It is easy to see how Mykonos could have that effect on someone. It’s beautiful. Panoramic vistas abound. There were six of us traveling together now so we filled up two adjacent rooms connected by a small common area. Our balconies were side-by-side, both facing the beach below. We were situated half-way up a hill so the view stretched quite a distance out over the sparkling blue waters.
To the Beaches!
To assist our exploration of the island, we rented one scooter and a pair of four-wheeled ATVs. It was quite a nervous riot getting everyone squared-away on their horses- Brandon drove with Mallorie on the back of ATV #1 and Leanne took the helm of ATV#2 with Mickaela excitedly hanging on for dear life. None of our machines were fast and we had to favor the right shoulder to let cars, trucks, and buses pass us up, but slower was better for this group of daredevils.

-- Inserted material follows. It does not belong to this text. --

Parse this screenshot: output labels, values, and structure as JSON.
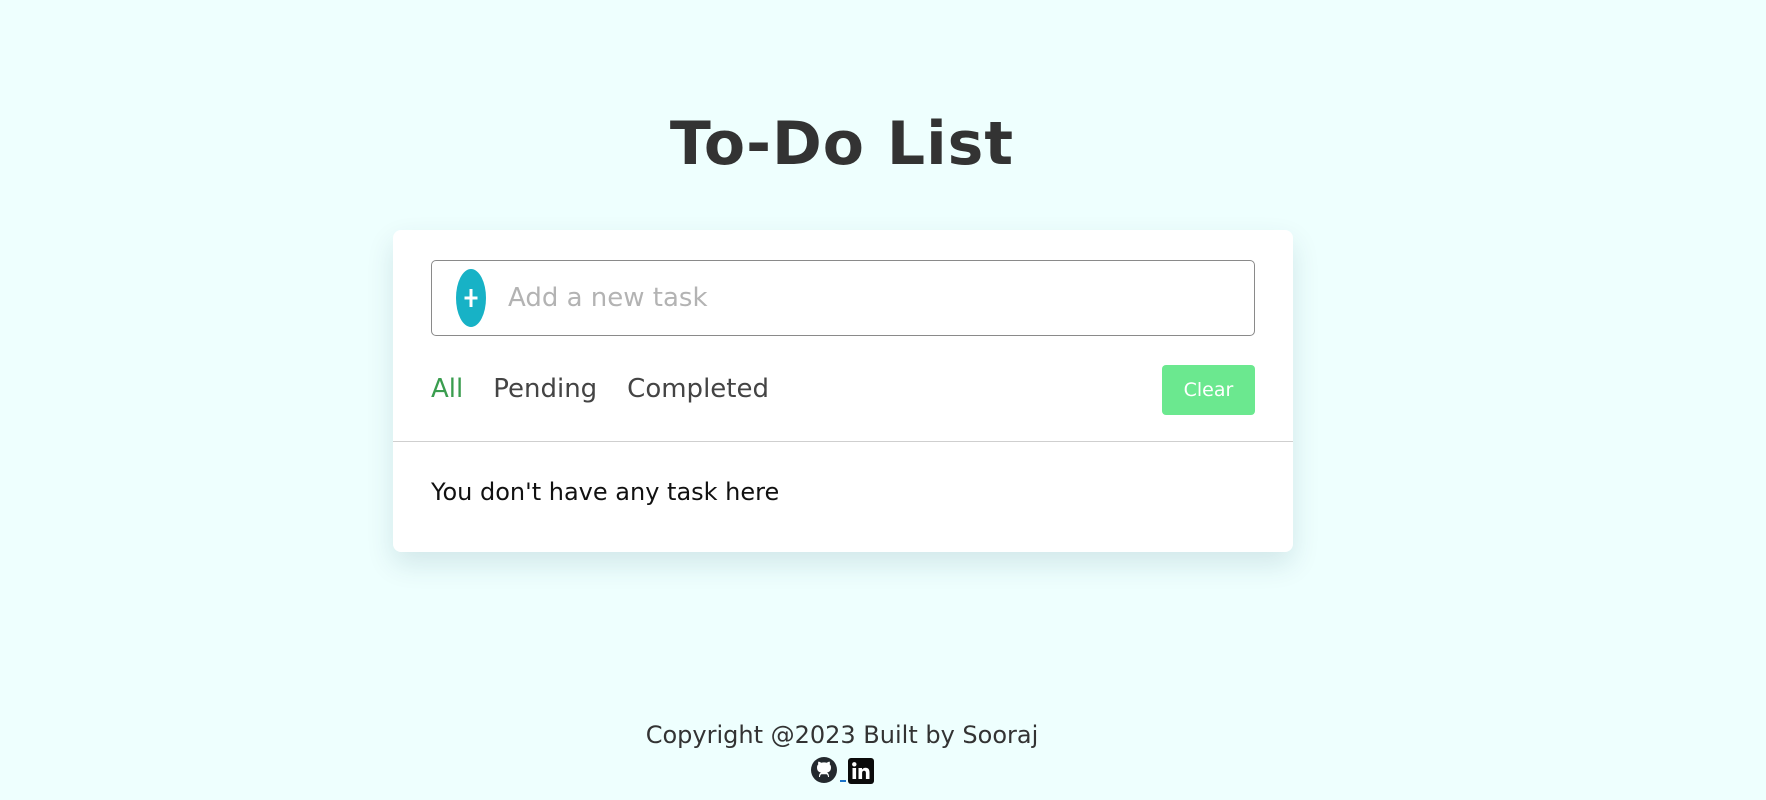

Exploring Mykonos meant visiting as many beaches as we could find. With our little map and my uncanny sense of direction, we rolled our little caravan up to one beach after another. For the most part, we had every stretch of beach to ourselves since tourist season was still a couple of weeks away. A friendly cat joined our beach party.
Mickaela and Leanne were determined not to let the chilly blue water dissuade them from taking a dip. Not to be outdone, I took a brief turn in the surf, too. In the pic below, Leanne has already exited the water. Mickaela, who was especially fearless, swims calmly like it’s mid-summer.
Athens and Mykonos took up just half of the vacation time Mallorie and the gang allotted for their trip. Still ahead was Italy. Saying goodbye to Greece was challenging. We did the rounds among the group with the question, “Do you ever think you will come to Greece again?” I think everyone said yes, but for sure Mickaela’s yes was the most emphatic.
The same happy host, Kristina, drove us back to the tiny Mykonos airport when our stay was done. Good-byes were traded and the dye was cast on Greece. Next up, Venice, Florence and Rome. Don’t go away.